Mississippi State began admitting African Americans in 1965, when Starkville’s Richard Holmes transferred in after spending two years at a Texas college. Although Holmes lived alone in a two-bed dorm room and endured some harassment by white students, his enrollment did not provoke the violent reaction that greeted James Meredith’s matriculation at the University of Mississippi or the police abuse that resulted when Clyde Kennard attempted to enroll at the University of Southern Mississippi.
By the fall of 2015 MSU’s enrollment had reached 20,873, including 17,421 undergraduates. That number is nearly evenly divided between women (49 percent) and men (51 percent). A total of 71 percent of undergraduates are white, 21 percent are African American, and 2 percent are Hispanic. Mississippi is home to 71 percent of undergraduates, with 28 percent coming from other parts of the United States and 1 percent coming from other countries.
Among the many alumni of note are authors John Grisham and Lewis Nordan, business leaders Fred Carl and Hartley Peavey, political figures John Stennis and Sonny Montgomery, basketball stars Bailey Howell and LaToya Thomas, and baseball stars Rafael Palmeiro and Will Clark.

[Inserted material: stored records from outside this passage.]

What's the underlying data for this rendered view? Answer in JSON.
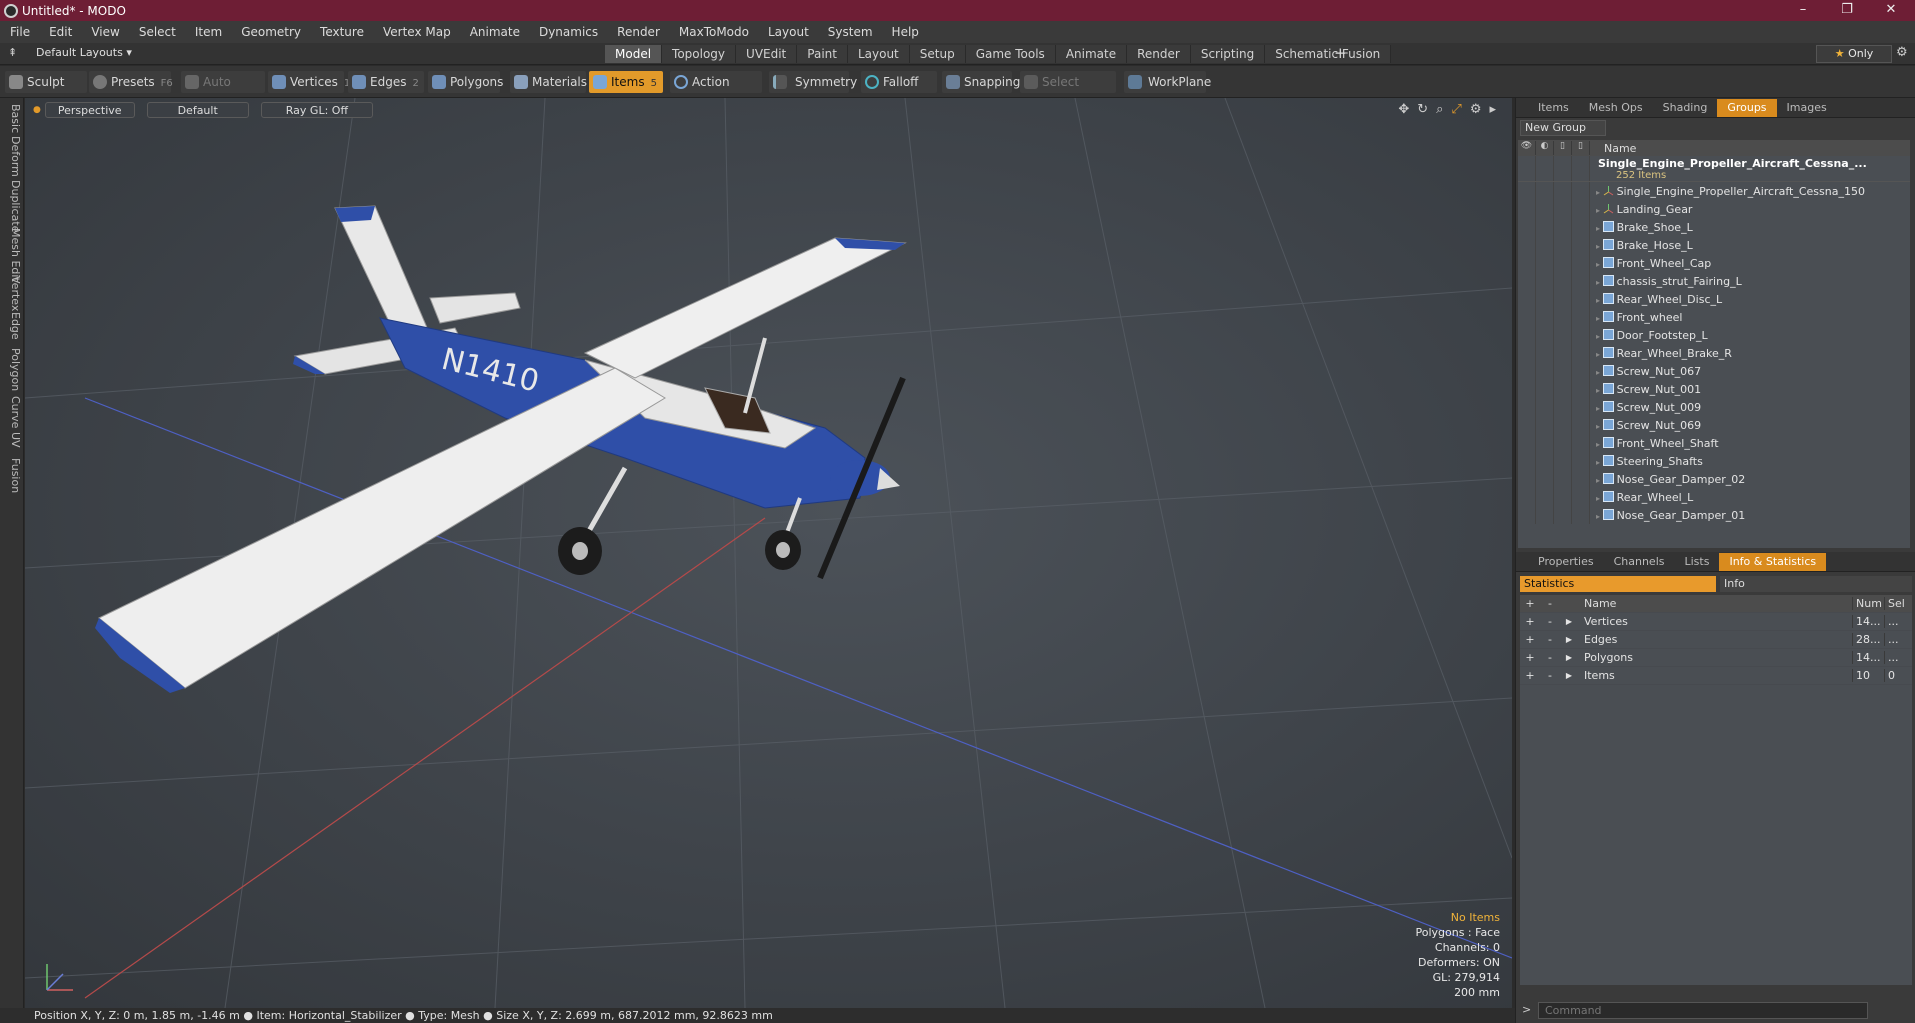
{
  "window": {
    "title": "Untitled* - MODO"
  },
  "menu": [
    "File",
    "Edit",
    "View",
    "Select",
    "Item",
    "Geometry",
    "Texture",
    "Vertex Map",
    "Animate",
    "Dynamics",
    "Render",
    "MaxToModo",
    "Layout",
    "System",
    "Help"
  ],
  "layout_selector": "Default Layouts",
  "layout_tabs": [
    "Model",
    "Topology",
    "UVEdit",
    "Paint",
    "Layout",
    "Setup",
    "Game Tools",
    "Animate",
    "Render",
    "Scripting",
    "Schematic Fusion"
  ],
  "only_button": "Only",
  "toolbar": {
    "sculpt": "Sculpt",
    "presets": "Presets",
    "presets_key": "F6",
    "auto_select": "Auto Select",
    "vertices": "Vertices",
    "vertices_key": "1",
    "edges": "Edges",
    "edges_key": "2",
    "polygons": "Polygons",
    "materials": "Materials",
    "items": "Items",
    "items_key": "5",
    "action_center": "Action Center",
    "symmetry": "Symmetry",
    "falloff": "Falloff",
    "snapping": "Snapping",
    "select_through": "Select Through",
    "workplane": "WorkPlane"
  },
  "left_tabs": [
    "Basic",
    "Deform",
    "Duplicate",
    "Mesh Edit",
    "Vertex",
    "Edge",
    "Polygon",
    "Curve",
    "UV",
    "Fusion"
  ],
  "viewport": {
    "view": "Perspective",
    "shading": "Default",
    "raygl": "Ray GL: Off",
    "tail_number": "N1410",
    "info": {
      "no_items": "No Items",
      "polygons": "Polygons : Face",
      "channels": "Channels: 0",
      "deformers": "Deformers: ON",
      "gl": "GL: 279,914",
      "scale": "200 mm"
    }
  },
  "colors": {
    "titlebar": "#6e1e35",
    "accent": "#e29a2a",
    "plane_blue": "#2f4fa8"
  },
  "statusbar": "Position X, Y, Z:  0 m, 1.85 m, -1.46 m ● Item:  Horizontal_Stabilizer ● Type:  Mesh ● Size X, Y, Z:   2.699 m, 687.2012 mm, 92.8623 mm",
  "upper_panel": {
    "tabs": [
      "Items",
      "Mesh Ops",
      "Shading",
      "Groups",
      "Images"
    ],
    "active_tab": "Groups",
    "new_group": "New Group",
    "column_name": "Name",
    "group": {
      "name": "Single_Engine_Propeller_Aircraft_Cessna_...",
      "count": "252 Items"
    },
    "items": [
      {
        "name": "Single_Engine_Propeller_Aircraft_Cessna_150",
        "type": "locator"
      },
      {
        "name": "Landing_Gear",
        "type": "locator"
      },
      {
        "name": "Brake_Shoe_L",
        "type": "mesh"
      },
      {
        "name": "Brake_Hose_L",
        "type": "mesh"
      },
      {
        "name": "Front_Wheel_Cap",
        "type": "mesh"
      },
      {
        "name": "chassis_strut_Fairing_L",
        "type": "mesh"
      },
      {
        "name": "Rear_Wheel_Disc_L",
        "type": "mesh"
      },
      {
        "name": "Front_wheel",
        "type": "mesh"
      },
      {
        "name": "Door_Footstep_L",
        "type": "mesh"
      },
      {
        "name": "Rear_Wheel_Brake_R",
        "type": "mesh"
      },
      {
        "name": "Screw_Nut_067",
        "type": "mesh"
      },
      {
        "name": "Screw_Nut_001",
        "type": "mesh"
      },
      {
        "name": "Screw_Nut_009",
        "type": "mesh"
      },
      {
        "name": "Screw_Nut_069",
        "type": "mesh"
      },
      {
        "name": "Front_Wheel_Shaft",
        "type": "mesh"
      },
      {
        "name": "Steering_Shafts",
        "type": "mesh"
      },
      {
        "name": "Nose_Gear_Damper_02",
        "type": "mesh"
      },
      {
        "name": "Rear_Wheel_L",
        "type": "mesh"
      },
      {
        "name": "Nose_Gear_Damper_01",
        "type": "mesh"
      }
    ]
  },
  "lower_panel": {
    "tabs": [
      "Properties",
      "Channels",
      "Lists",
      "Info & Statistics"
    ],
    "active_tab": "Info & Statistics",
    "stat_tabs": [
      "Statistics",
      "Info"
    ],
    "headers": {
      "name": "Name",
      "num": "Num",
      "sel": "Sel"
    },
    "rows": [
      {
        "name": "Vertices",
        "num": "14...",
        "sel": "..."
      },
      {
        "name": "Edges",
        "num": "28...",
        "sel": "..."
      },
      {
        "name": "Polygons",
        "num": "14...",
        "sel": "..."
      },
      {
        "name": "Items",
        "num": "10",
        "sel": "0"
      }
    ],
    "command_placeholder": "Command"
  }
}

MSU faculty members conduct organized research in thirty-five research centers, institutes, or laboratories on campus plus a small research unit at the Stennis Space Center. The Mississippi Agriculture and Forestry Experiment Station conducts extensive research in all areas of agriculture on campus as well as at seventeen branch stations located across the state.
MSU broadened its focus beyond organized agricultural research in 1949 with the Raspet Flight Research Laboratory and the Social Science Research Center. As at many research institutions, MSU’s grant- and contract-sponsored research mushroomed during the 1970s and 1980s, primarily in engineering but also in biology, education, and business.
In 1989 the National Science Foundation established an Engineering Center of Excellence at Mississippi State, building on the university’s expertise in computational fluid dynamics and numerical grid generation. In 2015 the Federal Aviation Administration selected a team headed by MSU to create a new Center of Excellence for Unmanned Aircraft Systems, making the school a leader in drone-related research.
The Mississippi State University Extension Service (formerly the Mississippi Cooperative Extension Service) is headquartered on campus and maintains county offices staffed by county agents and home agents, bringing campus research to the local level throughout the state.
- Michael Ballard, Maroon and White: Mississippi State University, 1872–2003 (2008)
- John Knox Bettersworth, People’s College: A History of Mississippi State (1979)
- Mississippi State University website, www.msstate.edu
- Mississippi State University College Portraits website, http://www.collegeportraits.org/MS/msu/print
- Sid Salter, Jackson Clarion-Ledger (15 July 2015)
- Undergraduate Bulletin of Mississippi State University (2007–8)